With the potential of more icebergs ahead, many firms are thinking of jumping ship.
"I have been considering transferring to other industries since the beginning of this year," admitted Chen, who said conditions have slowly deteriorated over the last decade.
Huang said Jiaying Arts and Crafts has already started producing toy helicopters to sell to the domestic market.
Despite the turbulence, some big players, like Hongfeng Arts and Crafts, are still flying high, however.
"We completed $15 million worth of orders this year, almost twice as many as in 2009," said deputy general manager Luo, who added that his company's net profit margin is as much as 10 percent higher than the industry average.
The secret to Hongfeng's success has been building a brand recognized by foreign buyers, which has attracted large retailers and has kept annual orders at a healthy level.
Small and medium-sized factories often cannot meet some of the more stringent requirements on quality and environment protection, while retailers are usually unwilling to buy from smaller firms because they are less reliable.
"We increased our added value by providing abundant and various designs and by using different materials," said Luo, whose company has 36 designers, including four from overseas. "It is essential for manufacturers to be courageous, invest huge amounts of money into innovation and protect the intellectual pro-perty by applying for patents."
Orient Crafts in Zhejiang also saw its sales top 100 million yuan in 2010, an increase of 25 percent.

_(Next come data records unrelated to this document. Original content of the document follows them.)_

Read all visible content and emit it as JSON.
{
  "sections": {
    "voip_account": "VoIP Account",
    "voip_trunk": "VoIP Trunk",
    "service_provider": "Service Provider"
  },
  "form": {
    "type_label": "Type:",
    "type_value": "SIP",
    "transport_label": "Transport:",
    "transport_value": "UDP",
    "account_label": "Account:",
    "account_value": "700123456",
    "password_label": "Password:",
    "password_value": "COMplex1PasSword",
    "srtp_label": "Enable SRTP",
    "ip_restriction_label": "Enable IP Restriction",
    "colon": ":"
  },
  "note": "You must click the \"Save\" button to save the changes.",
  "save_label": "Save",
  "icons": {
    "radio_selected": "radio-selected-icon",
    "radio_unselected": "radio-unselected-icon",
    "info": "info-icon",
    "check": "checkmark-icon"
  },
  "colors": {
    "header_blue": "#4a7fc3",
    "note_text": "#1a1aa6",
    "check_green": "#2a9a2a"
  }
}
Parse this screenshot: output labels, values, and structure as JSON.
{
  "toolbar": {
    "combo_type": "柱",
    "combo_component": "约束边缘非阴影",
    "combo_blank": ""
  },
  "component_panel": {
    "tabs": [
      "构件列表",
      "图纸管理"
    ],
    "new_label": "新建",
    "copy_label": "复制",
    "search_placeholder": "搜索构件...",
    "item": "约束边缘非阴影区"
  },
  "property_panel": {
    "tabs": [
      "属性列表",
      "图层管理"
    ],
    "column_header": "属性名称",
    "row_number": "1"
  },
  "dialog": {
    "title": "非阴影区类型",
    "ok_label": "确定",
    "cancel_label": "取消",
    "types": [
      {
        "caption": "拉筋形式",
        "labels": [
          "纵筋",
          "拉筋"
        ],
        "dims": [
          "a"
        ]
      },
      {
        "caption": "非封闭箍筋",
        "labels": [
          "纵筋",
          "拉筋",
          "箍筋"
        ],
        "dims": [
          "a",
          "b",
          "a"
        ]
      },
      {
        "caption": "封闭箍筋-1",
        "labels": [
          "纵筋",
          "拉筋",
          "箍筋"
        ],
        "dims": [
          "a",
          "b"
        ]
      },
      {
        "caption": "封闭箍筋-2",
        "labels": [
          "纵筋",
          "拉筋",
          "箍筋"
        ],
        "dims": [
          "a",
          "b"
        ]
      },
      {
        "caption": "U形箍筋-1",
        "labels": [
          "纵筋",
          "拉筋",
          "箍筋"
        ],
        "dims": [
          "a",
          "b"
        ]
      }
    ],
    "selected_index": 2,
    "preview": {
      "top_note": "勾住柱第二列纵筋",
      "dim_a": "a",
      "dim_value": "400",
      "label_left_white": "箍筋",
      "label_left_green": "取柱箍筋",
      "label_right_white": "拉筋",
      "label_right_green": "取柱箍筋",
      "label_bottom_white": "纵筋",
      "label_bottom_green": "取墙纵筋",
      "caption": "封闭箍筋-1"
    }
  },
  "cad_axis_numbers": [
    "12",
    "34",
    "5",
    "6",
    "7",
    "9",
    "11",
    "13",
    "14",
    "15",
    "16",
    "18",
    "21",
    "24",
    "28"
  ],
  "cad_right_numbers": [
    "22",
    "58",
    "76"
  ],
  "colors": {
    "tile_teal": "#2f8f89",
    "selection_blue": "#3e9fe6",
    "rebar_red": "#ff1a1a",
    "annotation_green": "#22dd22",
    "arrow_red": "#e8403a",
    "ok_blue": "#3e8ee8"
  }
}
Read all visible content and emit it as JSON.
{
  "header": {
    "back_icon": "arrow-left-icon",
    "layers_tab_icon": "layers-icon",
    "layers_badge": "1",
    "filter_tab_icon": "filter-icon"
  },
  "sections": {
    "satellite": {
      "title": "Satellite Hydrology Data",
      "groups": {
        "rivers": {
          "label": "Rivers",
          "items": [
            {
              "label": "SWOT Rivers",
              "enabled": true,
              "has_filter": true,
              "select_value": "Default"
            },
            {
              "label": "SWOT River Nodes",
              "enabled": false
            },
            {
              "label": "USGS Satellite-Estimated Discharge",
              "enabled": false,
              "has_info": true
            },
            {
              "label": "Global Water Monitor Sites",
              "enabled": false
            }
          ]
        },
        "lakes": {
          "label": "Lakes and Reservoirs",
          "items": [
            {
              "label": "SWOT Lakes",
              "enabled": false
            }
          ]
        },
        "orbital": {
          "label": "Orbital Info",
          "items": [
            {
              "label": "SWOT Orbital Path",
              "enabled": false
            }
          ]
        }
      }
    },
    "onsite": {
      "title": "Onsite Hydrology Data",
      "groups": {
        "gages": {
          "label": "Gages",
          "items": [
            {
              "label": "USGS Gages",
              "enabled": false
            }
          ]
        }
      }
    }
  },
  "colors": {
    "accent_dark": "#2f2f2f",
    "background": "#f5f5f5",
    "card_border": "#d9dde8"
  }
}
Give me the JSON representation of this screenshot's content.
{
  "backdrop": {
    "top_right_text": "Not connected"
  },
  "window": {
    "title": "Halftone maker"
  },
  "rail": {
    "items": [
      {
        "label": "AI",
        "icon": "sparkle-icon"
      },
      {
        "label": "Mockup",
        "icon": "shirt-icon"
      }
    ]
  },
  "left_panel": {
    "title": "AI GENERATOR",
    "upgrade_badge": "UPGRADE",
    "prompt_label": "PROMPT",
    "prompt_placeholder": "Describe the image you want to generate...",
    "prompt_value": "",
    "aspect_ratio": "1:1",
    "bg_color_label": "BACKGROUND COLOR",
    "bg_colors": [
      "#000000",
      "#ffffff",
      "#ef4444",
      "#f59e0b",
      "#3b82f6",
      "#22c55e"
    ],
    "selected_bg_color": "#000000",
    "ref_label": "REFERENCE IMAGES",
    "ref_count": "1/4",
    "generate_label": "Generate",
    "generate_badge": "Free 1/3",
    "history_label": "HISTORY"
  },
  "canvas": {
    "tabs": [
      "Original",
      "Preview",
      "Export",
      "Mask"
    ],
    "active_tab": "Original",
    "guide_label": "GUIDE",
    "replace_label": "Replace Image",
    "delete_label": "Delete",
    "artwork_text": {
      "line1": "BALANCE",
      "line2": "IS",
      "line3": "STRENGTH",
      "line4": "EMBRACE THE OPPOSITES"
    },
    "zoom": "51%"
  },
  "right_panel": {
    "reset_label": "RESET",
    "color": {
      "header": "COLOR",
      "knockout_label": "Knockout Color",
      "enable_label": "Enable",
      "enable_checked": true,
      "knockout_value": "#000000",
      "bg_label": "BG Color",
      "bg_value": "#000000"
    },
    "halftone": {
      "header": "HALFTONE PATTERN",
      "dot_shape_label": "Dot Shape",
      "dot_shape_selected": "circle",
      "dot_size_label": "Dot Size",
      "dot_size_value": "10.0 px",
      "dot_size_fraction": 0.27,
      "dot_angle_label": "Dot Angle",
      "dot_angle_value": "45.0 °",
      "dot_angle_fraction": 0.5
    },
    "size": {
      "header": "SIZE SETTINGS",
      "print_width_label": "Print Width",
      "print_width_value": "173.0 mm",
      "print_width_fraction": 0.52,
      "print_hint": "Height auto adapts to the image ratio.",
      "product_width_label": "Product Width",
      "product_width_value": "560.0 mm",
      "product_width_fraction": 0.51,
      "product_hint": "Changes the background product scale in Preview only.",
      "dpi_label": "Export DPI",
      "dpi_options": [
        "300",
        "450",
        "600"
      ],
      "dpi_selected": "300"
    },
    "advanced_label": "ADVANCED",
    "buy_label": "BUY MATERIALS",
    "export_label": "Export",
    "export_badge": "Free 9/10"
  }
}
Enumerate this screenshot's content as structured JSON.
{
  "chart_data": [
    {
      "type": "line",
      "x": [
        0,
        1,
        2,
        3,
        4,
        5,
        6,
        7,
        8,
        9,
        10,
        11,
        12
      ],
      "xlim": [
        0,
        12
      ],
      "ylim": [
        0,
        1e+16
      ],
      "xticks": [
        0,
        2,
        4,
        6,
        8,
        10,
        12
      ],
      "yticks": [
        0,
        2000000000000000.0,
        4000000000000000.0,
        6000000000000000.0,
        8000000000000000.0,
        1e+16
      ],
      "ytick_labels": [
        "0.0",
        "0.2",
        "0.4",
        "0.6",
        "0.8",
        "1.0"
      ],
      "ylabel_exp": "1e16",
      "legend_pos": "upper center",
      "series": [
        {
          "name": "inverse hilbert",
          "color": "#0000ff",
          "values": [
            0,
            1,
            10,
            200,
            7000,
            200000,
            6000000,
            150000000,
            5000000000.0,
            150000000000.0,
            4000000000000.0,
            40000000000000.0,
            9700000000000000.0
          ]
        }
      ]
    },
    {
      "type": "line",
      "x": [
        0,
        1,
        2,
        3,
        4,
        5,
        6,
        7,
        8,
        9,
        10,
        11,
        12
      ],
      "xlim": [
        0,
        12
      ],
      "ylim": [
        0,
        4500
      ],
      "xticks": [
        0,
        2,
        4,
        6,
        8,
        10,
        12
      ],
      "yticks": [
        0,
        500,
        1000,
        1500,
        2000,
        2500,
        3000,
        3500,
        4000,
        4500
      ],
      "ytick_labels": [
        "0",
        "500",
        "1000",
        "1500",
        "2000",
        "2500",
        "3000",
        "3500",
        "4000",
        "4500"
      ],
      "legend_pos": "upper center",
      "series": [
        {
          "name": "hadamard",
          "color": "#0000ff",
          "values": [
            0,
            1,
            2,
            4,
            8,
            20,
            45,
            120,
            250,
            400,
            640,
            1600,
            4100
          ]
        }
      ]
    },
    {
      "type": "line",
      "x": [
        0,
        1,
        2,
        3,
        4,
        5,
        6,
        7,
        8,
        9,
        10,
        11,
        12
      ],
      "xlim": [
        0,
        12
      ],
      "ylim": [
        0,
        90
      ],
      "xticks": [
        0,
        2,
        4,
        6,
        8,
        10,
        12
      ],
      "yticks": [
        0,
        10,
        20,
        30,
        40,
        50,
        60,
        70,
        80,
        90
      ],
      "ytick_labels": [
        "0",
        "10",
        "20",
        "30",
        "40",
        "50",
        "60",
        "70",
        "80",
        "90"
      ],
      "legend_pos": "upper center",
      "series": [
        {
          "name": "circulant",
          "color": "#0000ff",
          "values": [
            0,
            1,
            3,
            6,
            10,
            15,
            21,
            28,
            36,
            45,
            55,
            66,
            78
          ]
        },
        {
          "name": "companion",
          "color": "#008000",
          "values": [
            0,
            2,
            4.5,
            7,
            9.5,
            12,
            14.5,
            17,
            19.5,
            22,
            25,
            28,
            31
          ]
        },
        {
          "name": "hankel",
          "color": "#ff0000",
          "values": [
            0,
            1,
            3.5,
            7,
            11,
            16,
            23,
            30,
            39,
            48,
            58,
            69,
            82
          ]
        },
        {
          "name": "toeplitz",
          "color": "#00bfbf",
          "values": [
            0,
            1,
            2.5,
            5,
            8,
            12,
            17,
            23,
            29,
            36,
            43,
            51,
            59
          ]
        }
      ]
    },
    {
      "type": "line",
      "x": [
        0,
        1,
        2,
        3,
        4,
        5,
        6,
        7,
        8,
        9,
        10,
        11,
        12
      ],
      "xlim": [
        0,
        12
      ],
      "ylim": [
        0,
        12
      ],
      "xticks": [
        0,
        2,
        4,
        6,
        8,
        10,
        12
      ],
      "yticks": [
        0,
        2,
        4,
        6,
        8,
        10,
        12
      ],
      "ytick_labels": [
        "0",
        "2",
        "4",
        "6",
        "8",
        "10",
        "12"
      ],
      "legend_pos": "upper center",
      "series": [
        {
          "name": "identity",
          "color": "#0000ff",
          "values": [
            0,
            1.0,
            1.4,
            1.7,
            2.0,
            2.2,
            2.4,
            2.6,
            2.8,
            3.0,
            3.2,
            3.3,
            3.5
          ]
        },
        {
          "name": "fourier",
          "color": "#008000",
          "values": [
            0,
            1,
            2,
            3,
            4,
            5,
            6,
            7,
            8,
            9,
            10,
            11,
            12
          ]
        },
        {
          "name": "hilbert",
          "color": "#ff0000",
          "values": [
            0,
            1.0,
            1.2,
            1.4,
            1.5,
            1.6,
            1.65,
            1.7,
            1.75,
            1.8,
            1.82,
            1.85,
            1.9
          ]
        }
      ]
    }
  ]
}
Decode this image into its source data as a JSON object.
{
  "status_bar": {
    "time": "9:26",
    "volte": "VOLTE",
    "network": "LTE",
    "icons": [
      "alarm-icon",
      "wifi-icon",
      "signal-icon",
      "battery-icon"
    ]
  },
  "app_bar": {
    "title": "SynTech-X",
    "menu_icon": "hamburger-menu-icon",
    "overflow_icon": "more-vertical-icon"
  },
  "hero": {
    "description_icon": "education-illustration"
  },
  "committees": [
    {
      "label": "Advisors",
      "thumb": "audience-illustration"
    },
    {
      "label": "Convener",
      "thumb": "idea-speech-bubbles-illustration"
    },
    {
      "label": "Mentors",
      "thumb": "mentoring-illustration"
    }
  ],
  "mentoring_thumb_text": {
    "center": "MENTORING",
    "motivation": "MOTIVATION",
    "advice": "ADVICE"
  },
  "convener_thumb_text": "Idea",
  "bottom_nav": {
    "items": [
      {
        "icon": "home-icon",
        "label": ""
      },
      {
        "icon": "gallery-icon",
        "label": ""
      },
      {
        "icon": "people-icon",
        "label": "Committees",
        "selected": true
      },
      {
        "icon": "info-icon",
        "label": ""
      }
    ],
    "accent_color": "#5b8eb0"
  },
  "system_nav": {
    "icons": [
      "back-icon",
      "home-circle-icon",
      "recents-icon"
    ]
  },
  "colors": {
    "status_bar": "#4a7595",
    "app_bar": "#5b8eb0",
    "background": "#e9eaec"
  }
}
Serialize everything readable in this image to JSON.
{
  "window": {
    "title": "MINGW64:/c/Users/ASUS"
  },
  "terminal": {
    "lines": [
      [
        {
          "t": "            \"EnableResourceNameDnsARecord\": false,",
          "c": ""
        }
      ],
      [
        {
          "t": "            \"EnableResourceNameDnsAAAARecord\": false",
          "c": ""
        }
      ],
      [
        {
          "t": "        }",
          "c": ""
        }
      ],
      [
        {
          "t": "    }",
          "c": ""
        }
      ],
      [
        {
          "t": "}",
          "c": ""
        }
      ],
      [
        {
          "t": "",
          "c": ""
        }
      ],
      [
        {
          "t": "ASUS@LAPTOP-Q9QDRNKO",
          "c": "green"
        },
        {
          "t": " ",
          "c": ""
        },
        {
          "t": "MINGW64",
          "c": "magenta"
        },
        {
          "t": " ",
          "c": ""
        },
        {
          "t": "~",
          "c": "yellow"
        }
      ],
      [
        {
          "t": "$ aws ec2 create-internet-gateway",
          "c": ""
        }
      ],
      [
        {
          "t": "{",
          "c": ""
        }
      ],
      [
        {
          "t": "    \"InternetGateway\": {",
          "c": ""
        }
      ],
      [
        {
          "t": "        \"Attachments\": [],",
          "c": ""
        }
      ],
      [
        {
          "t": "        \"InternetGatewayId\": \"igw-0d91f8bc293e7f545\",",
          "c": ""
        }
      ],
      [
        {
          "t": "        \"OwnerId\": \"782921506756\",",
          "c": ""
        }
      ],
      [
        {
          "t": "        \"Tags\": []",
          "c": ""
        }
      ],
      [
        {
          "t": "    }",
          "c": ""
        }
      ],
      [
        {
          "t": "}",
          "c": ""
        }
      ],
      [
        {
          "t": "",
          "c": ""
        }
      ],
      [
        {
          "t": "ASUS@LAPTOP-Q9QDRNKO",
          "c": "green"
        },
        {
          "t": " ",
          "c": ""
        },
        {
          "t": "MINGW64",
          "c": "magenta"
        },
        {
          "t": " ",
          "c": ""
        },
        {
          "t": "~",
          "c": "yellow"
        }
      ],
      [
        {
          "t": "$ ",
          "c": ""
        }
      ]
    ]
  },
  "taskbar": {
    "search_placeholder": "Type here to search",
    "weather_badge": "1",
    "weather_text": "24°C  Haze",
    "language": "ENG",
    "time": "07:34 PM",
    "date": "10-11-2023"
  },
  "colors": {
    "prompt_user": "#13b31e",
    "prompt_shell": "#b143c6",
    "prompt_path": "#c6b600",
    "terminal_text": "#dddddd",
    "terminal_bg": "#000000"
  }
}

"There is no bad industry, just bad performing companies," said general manager Huang Jili.